» **Prompt**: State the number of lines in the listing that contain "blueEliteMonsters". No further words are expected.

» **Data listing**:
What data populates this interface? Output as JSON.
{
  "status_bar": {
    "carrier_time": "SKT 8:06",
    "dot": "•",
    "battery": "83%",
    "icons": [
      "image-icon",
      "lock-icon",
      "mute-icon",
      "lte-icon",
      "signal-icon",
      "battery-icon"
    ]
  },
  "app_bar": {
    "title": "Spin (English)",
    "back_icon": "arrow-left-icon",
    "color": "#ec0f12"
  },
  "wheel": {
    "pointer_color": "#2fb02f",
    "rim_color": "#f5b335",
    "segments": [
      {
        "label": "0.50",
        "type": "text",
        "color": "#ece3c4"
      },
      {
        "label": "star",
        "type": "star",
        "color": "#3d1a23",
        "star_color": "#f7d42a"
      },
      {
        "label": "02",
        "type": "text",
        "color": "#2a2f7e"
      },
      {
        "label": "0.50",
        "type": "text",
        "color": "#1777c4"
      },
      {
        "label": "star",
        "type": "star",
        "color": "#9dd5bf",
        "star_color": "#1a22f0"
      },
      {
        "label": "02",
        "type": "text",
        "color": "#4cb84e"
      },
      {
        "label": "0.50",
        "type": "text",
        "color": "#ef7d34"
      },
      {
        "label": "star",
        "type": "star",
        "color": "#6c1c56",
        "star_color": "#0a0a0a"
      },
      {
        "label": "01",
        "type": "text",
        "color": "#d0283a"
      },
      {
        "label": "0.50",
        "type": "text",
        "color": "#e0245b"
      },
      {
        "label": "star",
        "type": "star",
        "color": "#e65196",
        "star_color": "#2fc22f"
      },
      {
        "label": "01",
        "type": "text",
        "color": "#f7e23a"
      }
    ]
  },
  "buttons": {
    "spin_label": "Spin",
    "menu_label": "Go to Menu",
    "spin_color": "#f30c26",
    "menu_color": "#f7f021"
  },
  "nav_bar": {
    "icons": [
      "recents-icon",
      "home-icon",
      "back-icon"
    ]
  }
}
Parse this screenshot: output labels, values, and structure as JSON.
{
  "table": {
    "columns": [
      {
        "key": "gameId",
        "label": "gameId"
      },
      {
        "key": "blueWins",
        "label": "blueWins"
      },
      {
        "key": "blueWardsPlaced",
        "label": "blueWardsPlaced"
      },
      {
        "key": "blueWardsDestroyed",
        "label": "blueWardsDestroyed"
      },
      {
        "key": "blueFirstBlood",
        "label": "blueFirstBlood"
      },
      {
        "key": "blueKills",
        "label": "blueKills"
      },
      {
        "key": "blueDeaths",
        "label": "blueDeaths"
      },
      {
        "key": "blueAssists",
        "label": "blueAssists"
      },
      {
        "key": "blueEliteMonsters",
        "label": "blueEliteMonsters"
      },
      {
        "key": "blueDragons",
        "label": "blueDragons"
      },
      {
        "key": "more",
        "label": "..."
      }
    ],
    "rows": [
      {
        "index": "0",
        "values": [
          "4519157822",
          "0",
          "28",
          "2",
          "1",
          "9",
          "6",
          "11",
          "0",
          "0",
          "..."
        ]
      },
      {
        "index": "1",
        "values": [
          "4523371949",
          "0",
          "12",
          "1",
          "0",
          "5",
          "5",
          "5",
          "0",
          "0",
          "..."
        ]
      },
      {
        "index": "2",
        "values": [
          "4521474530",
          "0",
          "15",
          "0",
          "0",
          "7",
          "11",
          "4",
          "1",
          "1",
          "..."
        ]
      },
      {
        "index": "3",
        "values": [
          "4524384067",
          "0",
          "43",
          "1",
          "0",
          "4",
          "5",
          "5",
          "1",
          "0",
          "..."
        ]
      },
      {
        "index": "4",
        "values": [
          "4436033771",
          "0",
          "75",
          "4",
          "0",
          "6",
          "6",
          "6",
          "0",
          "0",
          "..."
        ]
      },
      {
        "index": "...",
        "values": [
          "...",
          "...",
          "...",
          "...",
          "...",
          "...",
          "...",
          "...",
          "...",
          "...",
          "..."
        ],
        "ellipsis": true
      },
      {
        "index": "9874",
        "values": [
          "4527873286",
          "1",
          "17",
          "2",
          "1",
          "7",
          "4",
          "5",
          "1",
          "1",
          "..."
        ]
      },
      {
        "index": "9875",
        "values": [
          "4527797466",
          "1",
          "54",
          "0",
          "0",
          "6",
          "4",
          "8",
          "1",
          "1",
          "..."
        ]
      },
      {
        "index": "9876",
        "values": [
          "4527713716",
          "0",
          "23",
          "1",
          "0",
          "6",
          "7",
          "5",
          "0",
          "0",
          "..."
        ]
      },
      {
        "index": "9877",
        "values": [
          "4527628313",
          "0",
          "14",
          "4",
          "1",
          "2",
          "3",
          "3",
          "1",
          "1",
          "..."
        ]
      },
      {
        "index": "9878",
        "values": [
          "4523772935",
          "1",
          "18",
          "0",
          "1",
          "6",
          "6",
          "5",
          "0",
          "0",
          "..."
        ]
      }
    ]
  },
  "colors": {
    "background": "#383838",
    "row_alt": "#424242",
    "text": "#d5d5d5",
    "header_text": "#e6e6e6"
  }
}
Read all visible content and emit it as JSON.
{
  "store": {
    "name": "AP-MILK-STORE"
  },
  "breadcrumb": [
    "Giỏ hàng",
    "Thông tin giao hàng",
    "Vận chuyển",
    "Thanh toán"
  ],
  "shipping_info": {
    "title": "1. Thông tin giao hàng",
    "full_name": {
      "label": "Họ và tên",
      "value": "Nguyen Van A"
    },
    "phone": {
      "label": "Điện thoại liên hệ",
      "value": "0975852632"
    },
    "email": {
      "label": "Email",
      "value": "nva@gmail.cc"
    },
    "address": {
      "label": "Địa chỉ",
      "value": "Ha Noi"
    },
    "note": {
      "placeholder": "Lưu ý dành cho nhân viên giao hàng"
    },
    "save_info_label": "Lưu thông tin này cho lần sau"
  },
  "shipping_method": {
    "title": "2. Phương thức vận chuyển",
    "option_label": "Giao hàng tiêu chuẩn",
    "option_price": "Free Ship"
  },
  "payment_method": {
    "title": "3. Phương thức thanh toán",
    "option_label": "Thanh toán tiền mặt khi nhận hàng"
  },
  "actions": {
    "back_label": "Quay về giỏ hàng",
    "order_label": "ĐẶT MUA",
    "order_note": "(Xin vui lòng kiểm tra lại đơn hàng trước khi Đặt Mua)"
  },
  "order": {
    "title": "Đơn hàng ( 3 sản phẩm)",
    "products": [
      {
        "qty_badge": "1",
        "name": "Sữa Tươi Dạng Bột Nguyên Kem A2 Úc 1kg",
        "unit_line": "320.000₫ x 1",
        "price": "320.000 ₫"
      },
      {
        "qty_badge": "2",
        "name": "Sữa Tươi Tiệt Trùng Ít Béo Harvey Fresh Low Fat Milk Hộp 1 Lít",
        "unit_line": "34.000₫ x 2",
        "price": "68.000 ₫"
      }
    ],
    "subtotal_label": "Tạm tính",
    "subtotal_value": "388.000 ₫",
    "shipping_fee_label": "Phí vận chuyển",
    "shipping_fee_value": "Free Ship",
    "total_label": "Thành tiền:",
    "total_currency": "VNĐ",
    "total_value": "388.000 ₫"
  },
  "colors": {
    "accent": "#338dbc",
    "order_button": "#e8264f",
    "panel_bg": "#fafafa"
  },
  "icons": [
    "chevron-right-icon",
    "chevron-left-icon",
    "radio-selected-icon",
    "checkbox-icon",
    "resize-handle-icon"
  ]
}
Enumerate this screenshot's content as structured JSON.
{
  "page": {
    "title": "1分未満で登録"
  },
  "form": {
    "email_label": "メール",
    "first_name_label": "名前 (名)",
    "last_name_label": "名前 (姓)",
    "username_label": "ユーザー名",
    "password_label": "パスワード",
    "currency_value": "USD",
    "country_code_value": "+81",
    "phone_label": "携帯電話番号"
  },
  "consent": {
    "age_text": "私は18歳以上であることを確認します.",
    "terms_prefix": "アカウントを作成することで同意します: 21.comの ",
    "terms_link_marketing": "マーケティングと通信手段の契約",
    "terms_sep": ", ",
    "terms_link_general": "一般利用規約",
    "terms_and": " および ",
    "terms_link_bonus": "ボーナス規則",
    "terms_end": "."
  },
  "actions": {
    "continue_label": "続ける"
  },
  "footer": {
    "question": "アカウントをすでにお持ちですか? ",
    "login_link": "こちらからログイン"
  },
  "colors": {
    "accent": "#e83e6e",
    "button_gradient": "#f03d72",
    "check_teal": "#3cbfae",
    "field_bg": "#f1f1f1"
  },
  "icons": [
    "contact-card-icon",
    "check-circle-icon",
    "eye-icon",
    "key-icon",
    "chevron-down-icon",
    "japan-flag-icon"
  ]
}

» **Answer box**: 2